++++ Source material ++++

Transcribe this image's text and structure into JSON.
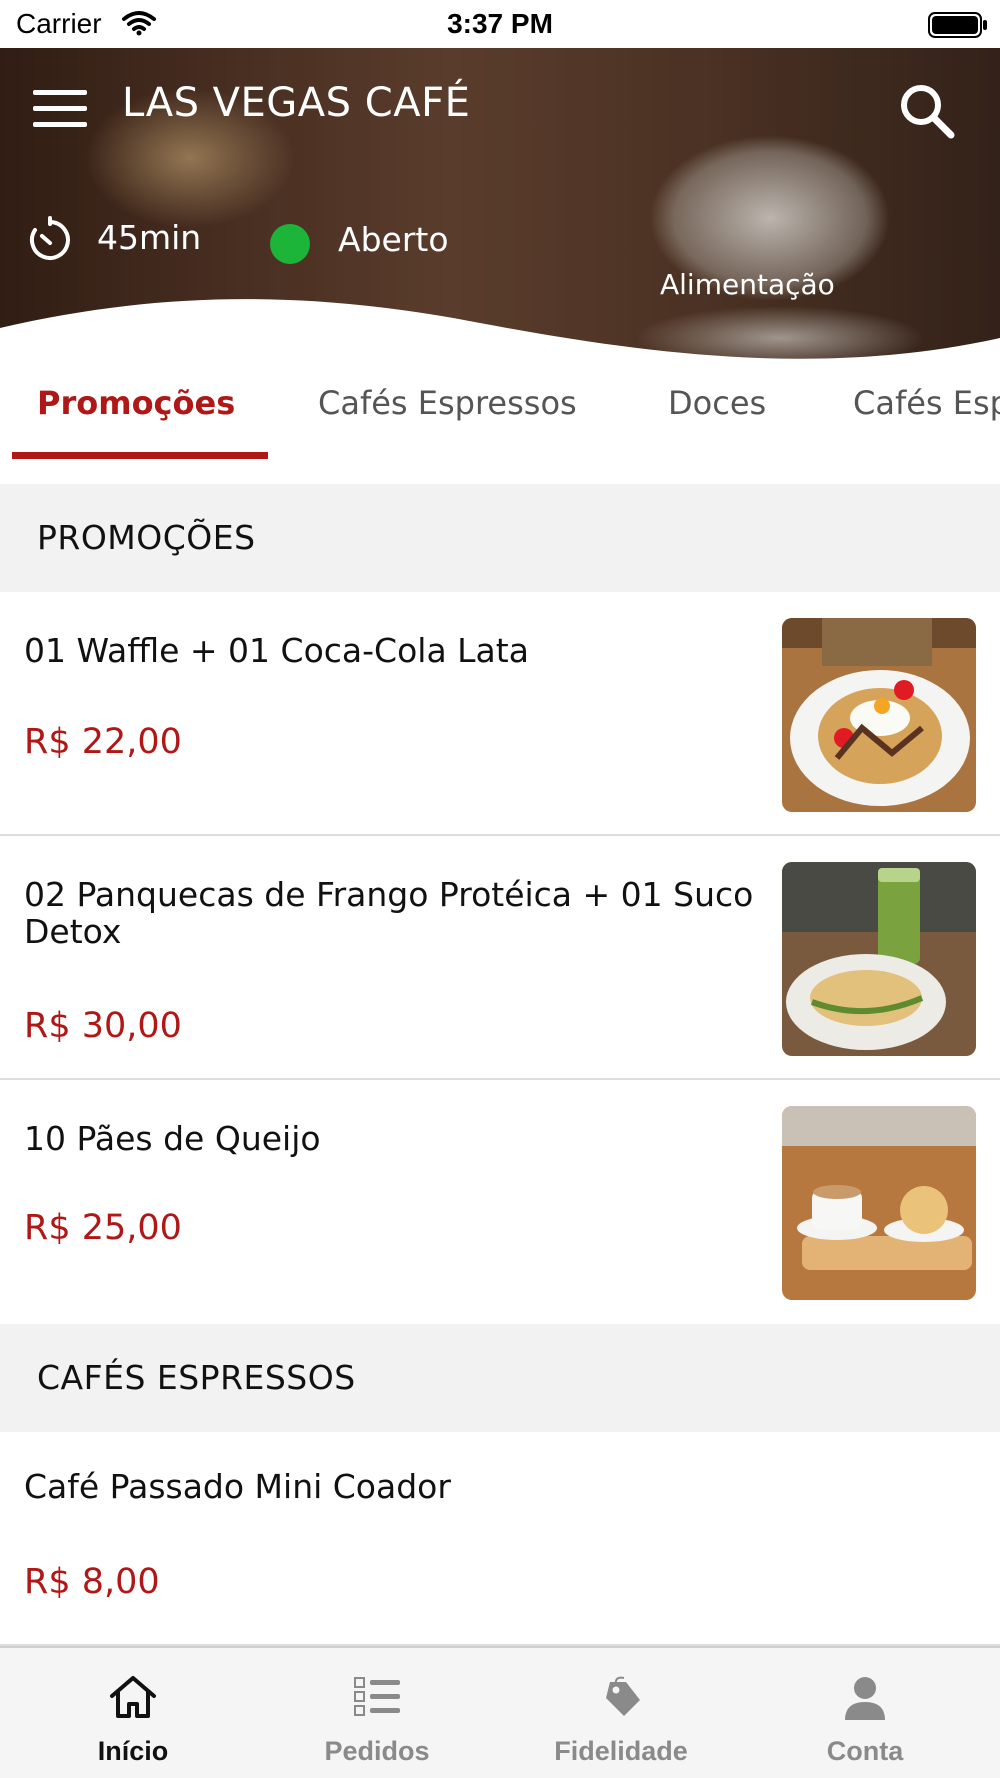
{
  "status_bar": {
    "carrier": "Carrier",
    "time": "3:37 PM"
  },
  "header": {
    "title": "LAS VEGAS CAFÉ",
    "delivery_time": "45min",
    "open_status": "Aberto",
    "category": "Alimentação",
    "open_color": "#1db43a"
  },
  "tabs": [
    {
      "label": "Promoções",
      "active": true
    },
    {
      "label": "Cafés Espressos",
      "active": false
    },
    {
      "label": "Doces",
      "active": false
    },
    {
      "label": "Cafés Especiais",
      "active": false
    }
  ],
  "sections": [
    {
      "title": "PROMOÇÕES",
      "items": [
        {
          "name": "01 Waffle + 01 Coca-Cola Lata",
          "price": "R$ 22,00",
          "image": "waffle-photo"
        },
        {
          "name": "02 Panquecas de Frango Protéica + 01 Suco Detox",
          "price": "R$ 30,00",
          "image": "pancake-juice-photo"
        },
        {
          "name": "10 Pães de Queijo",
          "price": "R$ 25,00",
          "image": "cheese-bread-coffee-photo"
        }
      ]
    },
    {
      "title": "CAFÉS ESPRESSOS",
      "items": [
        {
          "name": "Café Passado Mini Coador",
          "price": "R$ 8,00"
        }
      ]
    }
  ],
  "bottom_nav": [
    {
      "label": "Início",
      "icon": "home-icon",
      "active": true
    },
    {
      "label": "Pedidos",
      "icon": "orders-list-icon",
      "active": false
    },
    {
      "label": "Fidelidade",
      "icon": "loyalty-tag-icon",
      "active": false
    },
    {
      "label": "Conta",
      "icon": "account-icon",
      "active": false
    }
  ],
  "colors": {
    "accent": "#b01818",
    "section_bg": "#f2f2f2"
  }
}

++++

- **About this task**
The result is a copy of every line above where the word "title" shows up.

- **Output**
    "title": "LAS VEGAS CAFÉ",
      "title": "PROMOÇÕES",
      "title": "CAFÉS ESPRESSOS",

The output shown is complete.